• **ACTION ITEM**: Repeat the records word for word.

• **RECORDS FOR THIS TASK**:
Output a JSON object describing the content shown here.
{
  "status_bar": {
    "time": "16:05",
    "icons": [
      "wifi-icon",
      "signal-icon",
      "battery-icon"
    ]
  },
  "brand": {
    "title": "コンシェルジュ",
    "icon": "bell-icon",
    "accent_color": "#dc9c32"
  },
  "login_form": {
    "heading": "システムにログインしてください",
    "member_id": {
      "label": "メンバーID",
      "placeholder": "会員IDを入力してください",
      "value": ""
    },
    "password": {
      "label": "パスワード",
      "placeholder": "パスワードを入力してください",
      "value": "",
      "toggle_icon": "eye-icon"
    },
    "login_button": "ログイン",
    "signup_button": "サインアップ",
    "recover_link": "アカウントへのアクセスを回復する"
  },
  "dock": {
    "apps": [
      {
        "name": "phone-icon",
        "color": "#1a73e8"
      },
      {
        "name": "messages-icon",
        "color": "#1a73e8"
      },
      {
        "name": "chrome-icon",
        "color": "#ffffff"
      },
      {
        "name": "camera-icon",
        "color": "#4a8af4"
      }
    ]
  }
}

• **EXPECTED ANSWER**:
Output a JSON object describing the content shown here.
{
  "status_bar": {
    "time": "16:05",
    "icons": [
      "wifi-icon",
      "signal-icon",
      "battery-icon"
    ]
  },
  "brand": {
    "title": "コンシェルジュ",
    "icon": "bell-icon",
    "accent_color": "#dc9c32"
  },
  "login_form": {
    "heading": "システムにログインしてください",
    "member_id": {
      "label": "メンバーID",
      "placeholder": "会員IDを入力してください",
      "value": ""
    },
    "password": {
      "label": "パスワード",
      "placeholder": "パスワードを入力してください",
      "value": "",
      "toggle_icon": "eye-icon"
    },
    "login_button": "ログイン",
    "signup_button": "サインアップ",
    "recover_link": "アカウントへのアクセスを回復する"
  },
  "dock": {
    "apps": [
      {
        "name": "phone-icon",
        "color": "#1a73e8"
      },
      {
        "name": "messages-icon",
        "color": "#1a73e8"
      },
      {
        "name": "chrome-icon",
        "color": "#ffffff"
      },
      {
        "name": "camera-icon",
        "color": "#4a8af4"
      }
    ]
  }
}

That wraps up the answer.